◆ WHAT IS BEING ASKED ◆
Each record below should appear again exactly as written.
-- DATA EXTRACT follows --
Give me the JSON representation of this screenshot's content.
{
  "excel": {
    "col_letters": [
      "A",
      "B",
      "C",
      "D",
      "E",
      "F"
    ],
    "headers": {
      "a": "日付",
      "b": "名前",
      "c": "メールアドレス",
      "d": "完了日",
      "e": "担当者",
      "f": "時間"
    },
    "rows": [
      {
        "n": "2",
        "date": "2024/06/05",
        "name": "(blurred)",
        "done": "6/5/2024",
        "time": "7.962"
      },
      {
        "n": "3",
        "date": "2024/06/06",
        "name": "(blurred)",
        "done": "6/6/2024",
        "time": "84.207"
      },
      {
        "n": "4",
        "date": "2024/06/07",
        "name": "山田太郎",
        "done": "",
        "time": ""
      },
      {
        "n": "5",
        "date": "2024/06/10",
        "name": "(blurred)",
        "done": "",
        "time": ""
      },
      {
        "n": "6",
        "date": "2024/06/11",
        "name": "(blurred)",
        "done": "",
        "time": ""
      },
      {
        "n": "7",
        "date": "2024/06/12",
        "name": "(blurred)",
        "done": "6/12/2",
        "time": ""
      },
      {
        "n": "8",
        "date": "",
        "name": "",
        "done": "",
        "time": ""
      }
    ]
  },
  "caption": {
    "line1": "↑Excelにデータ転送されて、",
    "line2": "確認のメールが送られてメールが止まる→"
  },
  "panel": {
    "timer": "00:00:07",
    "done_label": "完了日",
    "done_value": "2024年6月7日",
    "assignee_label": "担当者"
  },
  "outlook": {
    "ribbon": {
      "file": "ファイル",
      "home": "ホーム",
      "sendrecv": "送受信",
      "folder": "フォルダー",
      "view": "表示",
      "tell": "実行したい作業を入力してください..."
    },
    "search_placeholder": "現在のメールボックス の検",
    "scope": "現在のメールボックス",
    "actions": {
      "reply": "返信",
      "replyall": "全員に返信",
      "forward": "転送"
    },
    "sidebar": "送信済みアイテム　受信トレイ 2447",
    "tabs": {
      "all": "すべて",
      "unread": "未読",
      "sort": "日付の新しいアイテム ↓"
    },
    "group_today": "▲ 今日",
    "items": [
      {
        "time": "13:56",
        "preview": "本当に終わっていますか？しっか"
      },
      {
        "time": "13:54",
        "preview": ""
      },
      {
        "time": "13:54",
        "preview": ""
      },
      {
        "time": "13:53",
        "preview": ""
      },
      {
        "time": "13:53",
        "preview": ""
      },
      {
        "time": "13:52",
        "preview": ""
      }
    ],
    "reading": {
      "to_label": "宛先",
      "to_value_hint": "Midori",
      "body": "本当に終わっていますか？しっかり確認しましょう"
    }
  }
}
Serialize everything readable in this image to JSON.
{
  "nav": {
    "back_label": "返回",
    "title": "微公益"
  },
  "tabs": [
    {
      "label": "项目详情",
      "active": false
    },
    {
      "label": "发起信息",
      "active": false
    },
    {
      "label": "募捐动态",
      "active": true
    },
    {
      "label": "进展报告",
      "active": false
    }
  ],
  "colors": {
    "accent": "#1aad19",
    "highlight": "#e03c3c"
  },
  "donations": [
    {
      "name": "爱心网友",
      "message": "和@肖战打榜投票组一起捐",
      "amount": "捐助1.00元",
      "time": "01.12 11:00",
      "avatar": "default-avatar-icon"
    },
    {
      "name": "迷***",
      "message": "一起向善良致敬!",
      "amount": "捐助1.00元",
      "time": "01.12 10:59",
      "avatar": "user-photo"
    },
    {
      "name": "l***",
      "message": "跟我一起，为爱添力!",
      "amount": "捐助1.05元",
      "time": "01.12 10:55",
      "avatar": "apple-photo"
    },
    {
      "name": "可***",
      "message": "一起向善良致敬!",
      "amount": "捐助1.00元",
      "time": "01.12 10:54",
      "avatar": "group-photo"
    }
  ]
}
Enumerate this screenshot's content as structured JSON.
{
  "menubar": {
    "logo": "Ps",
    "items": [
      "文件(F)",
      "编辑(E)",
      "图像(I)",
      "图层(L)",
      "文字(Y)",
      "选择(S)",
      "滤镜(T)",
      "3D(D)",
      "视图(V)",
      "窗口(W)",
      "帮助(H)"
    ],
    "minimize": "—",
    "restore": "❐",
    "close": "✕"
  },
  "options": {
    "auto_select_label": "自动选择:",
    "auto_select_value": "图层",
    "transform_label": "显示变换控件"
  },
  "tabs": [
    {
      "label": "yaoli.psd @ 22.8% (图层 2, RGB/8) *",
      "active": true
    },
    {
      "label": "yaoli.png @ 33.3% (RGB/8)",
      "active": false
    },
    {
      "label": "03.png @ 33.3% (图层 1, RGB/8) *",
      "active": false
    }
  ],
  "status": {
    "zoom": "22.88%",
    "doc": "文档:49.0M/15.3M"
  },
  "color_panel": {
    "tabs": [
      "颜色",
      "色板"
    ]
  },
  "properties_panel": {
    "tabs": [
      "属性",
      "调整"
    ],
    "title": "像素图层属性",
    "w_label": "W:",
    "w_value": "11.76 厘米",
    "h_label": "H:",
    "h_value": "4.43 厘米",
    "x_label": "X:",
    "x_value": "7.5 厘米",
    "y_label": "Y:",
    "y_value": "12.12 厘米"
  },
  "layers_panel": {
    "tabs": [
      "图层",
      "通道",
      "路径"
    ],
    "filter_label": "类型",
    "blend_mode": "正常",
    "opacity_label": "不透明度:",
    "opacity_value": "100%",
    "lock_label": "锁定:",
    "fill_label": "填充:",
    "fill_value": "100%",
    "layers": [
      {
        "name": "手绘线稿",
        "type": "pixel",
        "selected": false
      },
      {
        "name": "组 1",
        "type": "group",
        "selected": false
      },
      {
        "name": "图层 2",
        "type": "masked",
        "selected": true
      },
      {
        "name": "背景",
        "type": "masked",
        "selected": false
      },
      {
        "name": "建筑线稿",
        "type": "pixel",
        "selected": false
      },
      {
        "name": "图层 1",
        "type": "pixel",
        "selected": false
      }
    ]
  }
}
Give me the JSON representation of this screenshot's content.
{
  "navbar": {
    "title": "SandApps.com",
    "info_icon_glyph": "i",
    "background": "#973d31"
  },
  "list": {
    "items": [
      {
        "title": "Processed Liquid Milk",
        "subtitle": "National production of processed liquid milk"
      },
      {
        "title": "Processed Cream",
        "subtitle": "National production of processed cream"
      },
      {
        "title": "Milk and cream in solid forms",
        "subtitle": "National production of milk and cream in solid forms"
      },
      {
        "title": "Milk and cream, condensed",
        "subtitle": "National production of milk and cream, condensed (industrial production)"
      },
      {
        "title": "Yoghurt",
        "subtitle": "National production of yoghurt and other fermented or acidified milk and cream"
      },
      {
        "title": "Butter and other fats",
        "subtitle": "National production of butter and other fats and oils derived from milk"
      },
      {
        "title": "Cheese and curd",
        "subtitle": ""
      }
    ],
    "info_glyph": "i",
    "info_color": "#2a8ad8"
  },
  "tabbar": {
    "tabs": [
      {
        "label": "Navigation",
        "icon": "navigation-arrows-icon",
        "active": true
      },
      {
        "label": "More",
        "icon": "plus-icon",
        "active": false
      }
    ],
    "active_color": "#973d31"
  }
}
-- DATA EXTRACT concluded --
◆ EXERCISE SOLUTION ◆
Give me the JSON representation of this screenshot's content.
{
  "excel": {
    "col_letters": [
      "A",
      "B",
      "C",
      "D",
      "E",
      "F"
    ],
    "headers": {
      "a": "日付",
      "b": "名前",
      "c": "メールアドレス",
      "d": "完了日",
      "e": "担当者",
      "f": "時間"
    },
    "rows": [
      {
        "n": "2",
        "date": "2024/06/05",
        "name": "(blurred)",
        "done": "6/5/2024",
        "time": "7.962"
      },
      {
        "n": "3",
        "date": "2024/06/06",
        "name": "(blurred)",
        "done": "6/6/2024",
        "time": "84.207"
      },
      {
        "n": "4",
        "date": "2024/06/07",
        "name": "山田太郎",
        "done": "",
        "time": ""
      },
      {
        "n": "5",
        "date": "2024/06/10",
        "name": "(blurred)",
        "done": "",
        "time": ""
      },
      {
        "n": "6",
        "date": "2024/06/11",
        "name": "(blurred)",
        "done": "",
        "time": ""
      },
      {
        "n": "7",
        "date": "2024/06/12",
        "name": "(blurred)",
        "done": "6/12/2",
        "time": ""
      },
      {
        "n": "8",
        "date": "",
        "name": "",
        "done": "",
        "time": ""
      }
    ]
  },
  "caption": {
    "line1": "↑Excelにデータ転送されて、",
    "line2": "確認のメールが送られてメールが止まる→"
  },
  "panel": {
    "timer": "00:00:07",
    "done_label": "完了日",
    "done_value": "2024年6月7日",
    "assignee_label": "担当者"
  },
  "outlook": {
    "ribbon": {
      "file": "ファイル",
      "home": "ホーム",
      "sendrecv": "送受信",
      "folder": "フォルダー",
      "view": "表示",
      "tell": "実行したい作業を入力してください..."
    },
    "search_placeholder": "現在のメールボックス の検",
    "scope": "現在のメールボックス",
    "actions": {
      "reply": "返信",
      "replyall": "全員に返信",
      "forward": "転送"
    },
    "sidebar": "送信済みアイテム　受信トレイ 2447",
    "tabs": {
      "all": "すべて",
      "unread": "未読",
      "sort": "日付の新しいアイテム ↓"
    },
    "group_today": "▲ 今日",
    "items": [
      {
        "time": "13:56",
        "preview": "本当に終わっていますか？しっか"
      },
      {
        "time": "13:54",
        "preview": ""
      },
      {
        "time": "13:54",
        "preview": ""
      },
      {
        "time": "13:53",
        "preview": ""
      },
      {
        "time": "13:53",
        "preview": ""
      },
      {
        "time": "13:52",
        "preview": ""
      }
    ],
    "reading": {
      "to_label": "宛先",
      "to_value_hint": "Midori",
      "body": "本当に終わっていますか？しっかり確認しましょう"
    }
  }
}
Serialize everything readable in this image to JSON.
{
  "nav": {
    "back_label": "返回",
    "title": "微公益"
  },
  "tabs": [
    {
      "label": "项目详情",
      "active": false
    },
    {
      "label": "发起信息",
      "active": false
    },
    {
      "label": "募捐动态",
      "active": true
    },
    {
      "label": "进展报告",
      "active": false
    }
  ],
  "colors": {
    "accent": "#1aad19",
    "highlight": "#e03c3c"
  },
  "donations": [
    {
      "name": "爱心网友",
      "message": "和@肖战打榜投票组一起捐",
      "amount": "捐助1.00元",
      "time": "01.12 11:00",
      "avatar": "default-avatar-icon"
    },
    {
      "name": "迷***",
      "message": "一起向善良致敬!",
      "amount": "捐助1.00元",
      "time": "01.12 10:59",
      "avatar": "user-photo"
    },
    {
      "name": "l***",
      "message": "跟我一起，为爱添力!",
      "amount": "捐助1.05元",
      "time": "01.12 10:55",
      "avatar": "apple-photo"
    },
    {
      "name": "可***",
      "message": "一起向善良致敬!",
      "amount": "捐助1.00元",
      "time": "01.12 10:54",
      "avatar": "group-photo"
    }
  ]
}
Enumerate this screenshot's content as structured JSON.
{
  "menubar": {
    "logo": "Ps",
    "items": [
      "文件(F)",
      "编辑(E)",
      "图像(I)",
      "图层(L)",
      "文字(Y)",
      "选择(S)",
      "滤镜(T)",
      "3D(D)",
      "视图(V)",
      "窗口(W)",
      "帮助(H)"
    ],
    "minimize": "—",
    "restore": "❐",
    "close": "✕"
  },
  "options": {
    "auto_select_label": "自动选择:",
    "auto_select_value": "图层",
    "transform_label": "显示变换控件"
  },
  "tabs": [
    {
      "label": "yaoli.psd @ 22.8% (图层 2, RGB/8) *",
      "active": true
    },
    {
      "label": "yaoli.png @ 33.3% (RGB/8)",
      "active": false
    },
    {
      "label": "03.png @ 33.3% (图层 1, RGB/8) *",
      "active": false
    }
  ],
  "status": {
    "zoom": "22.88%",
    "doc": "文档:49.0M/15.3M"
  },
  "color_panel": {
    "tabs": [
      "颜色",
      "色板"
    ]
  },
  "properties_panel": {
    "tabs": [
      "属性",
      "调整"
    ],
    "title": "像素图层属性",
    "w_label": "W:",
    "w_value": "11.76 厘米",
    "h_label": "H:",
    "h_value": "4.43 厘米",
    "x_label": "X:",
    "x_value": "7.5 厘米",
    "y_label": "Y:",
    "y_value": "12.12 厘米"
  },
  "layers_panel": {
    "tabs": [
      "图层",
      "通道",
      "路径"
    ],
    "filter_label": "类型",
    "blend_mode": "正常",
    "opacity_label": "不透明度:",
    "opacity_value": "100%",
    "lock_label": "锁定:",
    "fill_label": "填充:",
    "fill_value": "100%",
    "layers": [
      {
        "name": "手绘线稿",
        "type": "pixel",
        "selected": false
      },
      {
        "name": "组 1",
        "type": "group",
        "selected": false
      },
      {
        "name": "图层 2",
        "type": "masked",
        "selected": true
      },
      {
        "name": "背景",
        "type": "masked",
        "selected": false
      },
      {
        "name": "建筑线稿",
        "type": "pixel",
        "selected": false
      },
      {
        "name": "图层 1",
        "type": "pixel",
        "selected": false
      }
    ]
  }
}
Give me the JSON representation of this screenshot's content.
{
  "navbar": {
    "title": "SandApps.com",
    "info_icon_glyph": "i",
    "background": "#973d31"
  },
  "list": {
    "items": [
      {
        "title": "Processed Liquid Milk",
        "subtitle": "National production of processed liquid milk"
      },
      {
        "title": "Processed Cream",
        "subtitle": "National production of processed cream"
      },
      {
        "title": "Milk and cream in solid forms",
        "subtitle": "National production of milk and cream in solid forms"
      },
      {
        "title": "Milk and cream, condensed",
        "subtitle": "National production of milk and cream, condensed (industrial production)"
      },
      {
        "title": "Yoghurt",
        "subtitle": "National production of yoghurt and other fermented or acidified milk and cream"
      },
      {
        "title": "Butter and other fats",
        "subtitle": "National production of butter and other fats and oils derived from milk"
      },
      {
        "title": "Cheese and curd",
        "subtitle": ""
      }
    ],
    "info_glyph": "i",
    "info_color": "#2a8ad8"
  },
  "tabbar": {
    "tabs": [
      {
        "label": "Navigation",
        "icon": "navigation-arrows-icon",
        "active": true
      },
      {
        "label": "More",
        "icon": "plus-icon",
        "active": false
      }
    ],
    "active_color": "#973d31"
  }
}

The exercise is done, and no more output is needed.